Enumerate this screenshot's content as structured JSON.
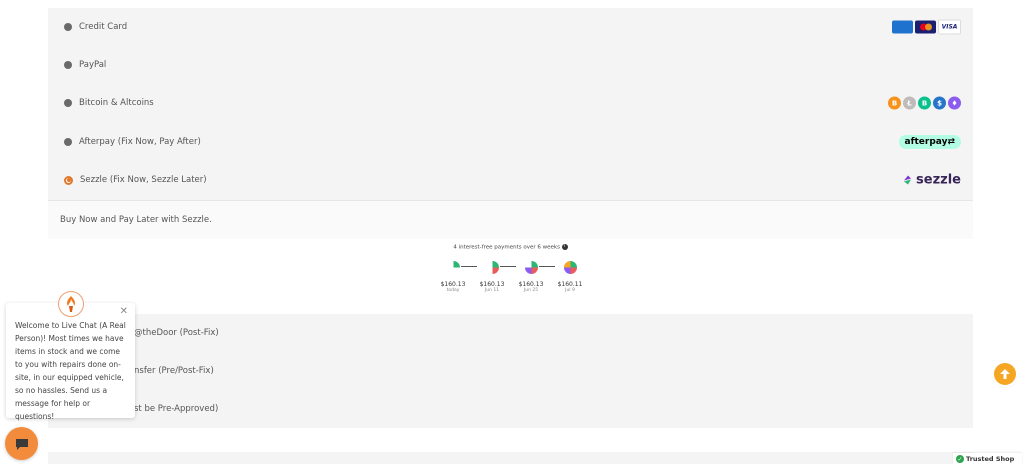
{
  "payment_options": [
    {
      "label": "Credit Card",
      "selected": false
    },
    {
      "label": "PayPal",
      "selected": false
    },
    {
      "label": "Bitcoin & Altcoins",
      "selected": false
    },
    {
      "label": "Afterpay (Fix Now, Pay After)",
      "selected": false
    },
    {
      "label": "Sezzle (Fix Now, Sezzle Later)",
      "selected": true
    }
  ],
  "card_logos": [
    "amex",
    "mastercard",
    "VISA"
  ],
  "coins": [
    {
      "icon": "bitcoin-icon",
      "color": "#f7931a",
      "glyph": "B"
    },
    {
      "icon": "litecoin-icon",
      "color": "#bfbbbb",
      "glyph": "Ł"
    },
    {
      "icon": "bitcoin-cash-icon",
      "color": "#0ac18e",
      "glyph": "B"
    },
    {
      "icon": "usdc-icon",
      "color": "#2775ca",
      "glyph": "$"
    },
    {
      "icon": "ethereum-icon",
      "color": "#8c5cf0",
      "glyph": "♦"
    }
  ],
  "afterpay_logo": "afterpay",
  "sezzle_logo": "sezzle",
  "sezzle_description": "Buy Now and Pay Later with Sezzle.",
  "sezzle_widget": {
    "headline": "4 interest-free payments over 6 weeks",
    "payments": [
      {
        "amount": "$160.13",
        "when": "today",
        "fraction": 0.25
      },
      {
        "amount": "$160.13",
        "when": "Jun 11",
        "fraction": 0.5
      },
      {
        "amount": "$160.13",
        "when": "Jun 25",
        "fraction": 0.75
      },
      {
        "amount": "$160.11",
        "when": "Jul 9",
        "fraction": 1.0
      }
    ]
  },
  "lower_options": [
    {
      "label": "@theDoor (Post-Fix)"
    },
    {
      "label": "nsfer (Pre/Post-Fix)"
    },
    {
      "label": "st be Pre-Approved)"
    }
  ],
  "chat": {
    "message": "Welcome to Live Chat (A Real Person)! Most times we have items in stock and we come to you with repairs done on-site, in our equipped vehicle, so no hassles. Send us a message for help or questions!",
    "close_glyph": "✕"
  },
  "trusted_shop": "Trusted Shop",
  "colors": {
    "accent": "#e07a2c",
    "sezzle_purple": "#392558",
    "afterpay_mint": "#b2fce4",
    "chat_orange": "#f38b3c",
    "scroll_top": "#f5a623"
  }
}
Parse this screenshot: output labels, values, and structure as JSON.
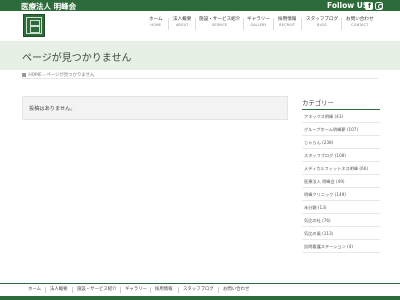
{
  "topbar": {
    "org": "医療法人 明峰会",
    "follow": "Follow US!",
    "facebook_icon": "facebook-icon",
    "instagram_icon": "instagram-icon"
  },
  "colors": {
    "brand": "#2e6b3a",
    "title_bg": "#e6f0e4"
  },
  "nav": [
    {
      "jp": "ホーム",
      "en": "HOME"
    },
    {
      "jp": "法人概要",
      "en": "ABOUT"
    },
    {
      "jp": "施設・サービス紹介",
      "en": "SERVICE"
    },
    {
      "jp": "ギャラリー",
      "en": "GALLERY"
    },
    {
      "jp": "採用情報",
      "en": "RECRUIT"
    },
    {
      "jp": "スタッフブログ",
      "en": "BLOG"
    },
    {
      "jp": "お問い合わせ",
      "en": "CONTACT"
    }
  ],
  "page_title": "ページが見つかりません",
  "breadcrumb": {
    "home": "HOME",
    "current": "ページが見つかりません"
  },
  "notice": "投稿はありません。",
  "sidebar": {
    "heading": "カテゴリー",
    "categories": [
      "アネックス明峰 (43)",
      "グループホーム明峰夢 (107)",
      "じゃらん (238)",
      "スタッフブログ (108)",
      "メディカルフィットネス明峰 (66)",
      "医療法人 明峰会 (49)",
      "明峰クリニック (149)",
      "未分類 (13)",
      "気比の杜 (76)",
      "気比の風 (113)",
      "訪問看護ステーション (4)"
    ]
  },
  "footer_nav": [
    "ホーム",
    "法人概要",
    "施設・サービス紹介",
    "ギャラリー",
    "採用情報",
    "スタッフブログ",
    "お問い合わせ"
  ]
}
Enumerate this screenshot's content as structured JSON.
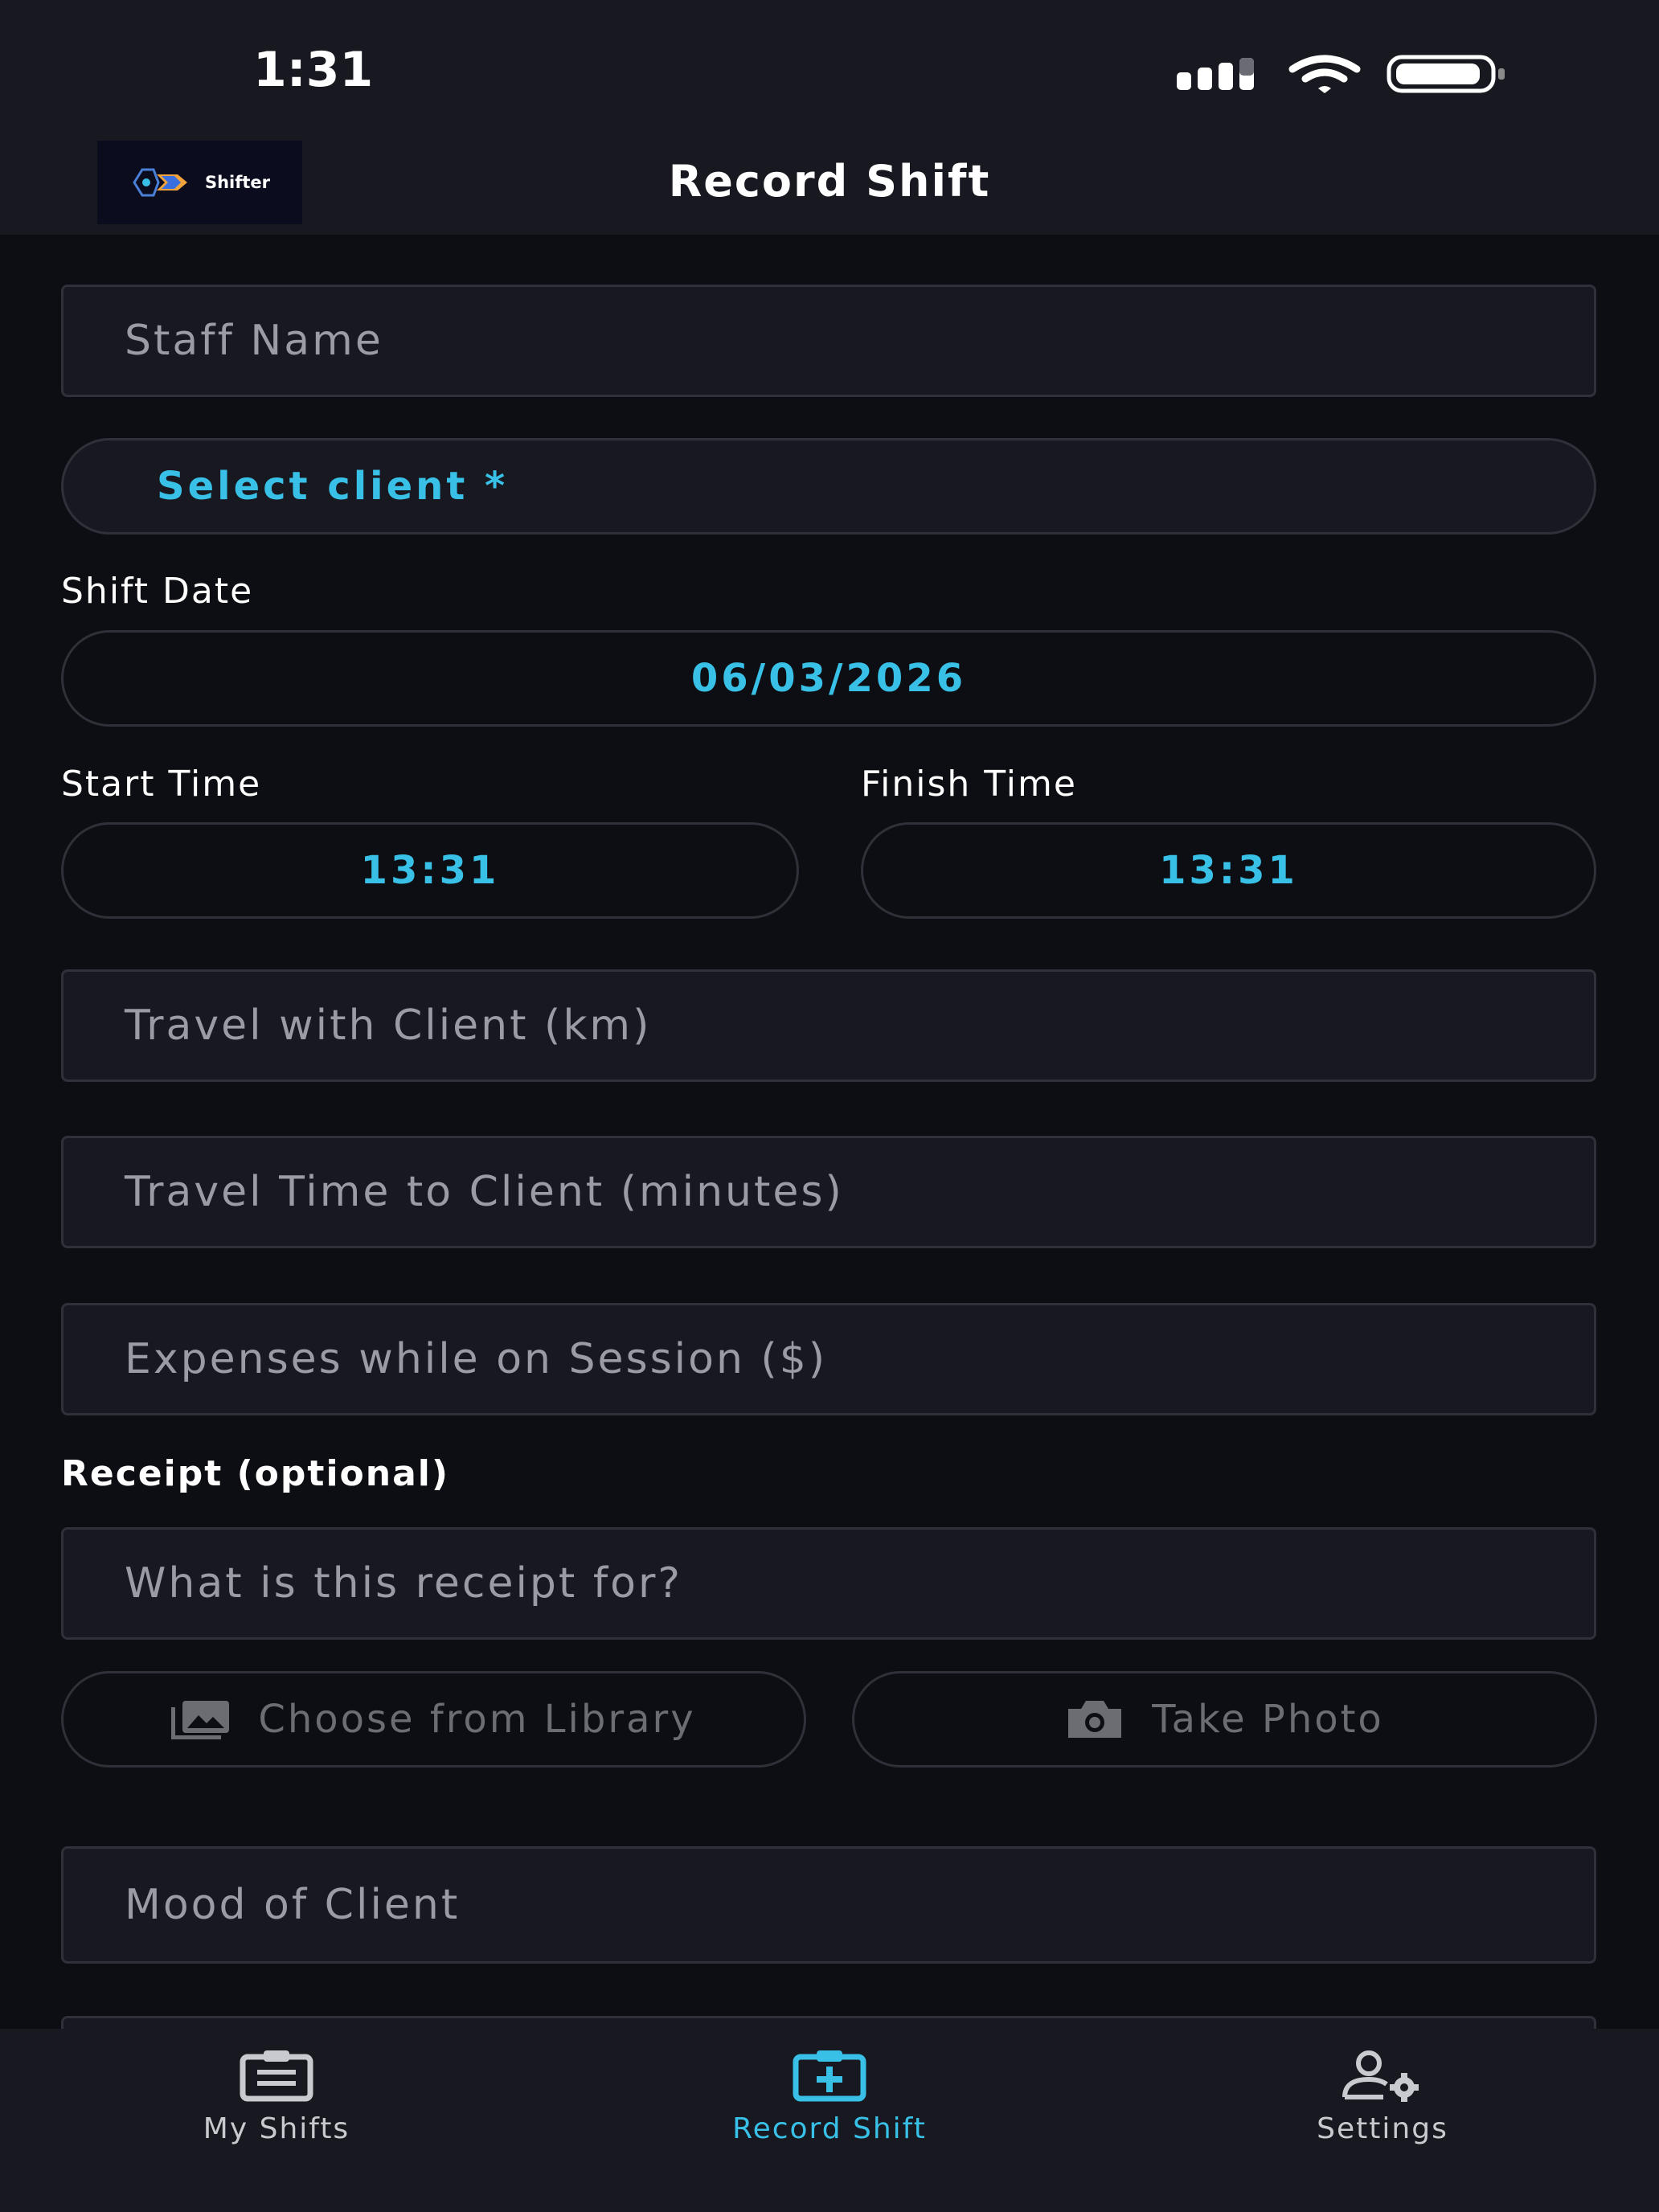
{
  "status_bar": {
    "time": "1:31"
  },
  "header": {
    "title": "Record Shift",
    "logo_text": "Shifter"
  },
  "form": {
    "staff_name_placeholder": "Staff Name",
    "select_client": "Select client *",
    "shift_date_label": "Shift Date",
    "shift_date_value": "06/03/2026",
    "start_time_label": "Start Time",
    "start_time_value": "13:31",
    "finish_time_label": "Finish Time",
    "finish_time_value": "13:31",
    "travel_with_client_placeholder": "Travel with Client (km)",
    "travel_time_placeholder": "Travel Time to Client (minutes)",
    "expenses_placeholder": "Expenses while on Session ($)",
    "receipt_label": "Receipt (optional)",
    "receipt_for_placeholder": "What is this receipt for?",
    "choose_library_label": "Choose from Library",
    "take_photo_label": "Take Photo",
    "mood_placeholder": "Mood of Client"
  },
  "tabs": [
    {
      "label": "My Shifts",
      "icon": "clipboard-icon"
    },
    {
      "label": "Record Shift",
      "icon": "medical-case-icon"
    },
    {
      "label": "Settings",
      "icon": "user-gear-icon"
    }
  ],
  "colors": {
    "accent": "#38c0e6",
    "background": "#0d0e13",
    "surface": "#171820"
  }
}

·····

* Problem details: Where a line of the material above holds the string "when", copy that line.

* Written solution:
        "when": "today",
        "when": "Jun 11",
        "when": "Jun 25",
        "when": "Jul 9",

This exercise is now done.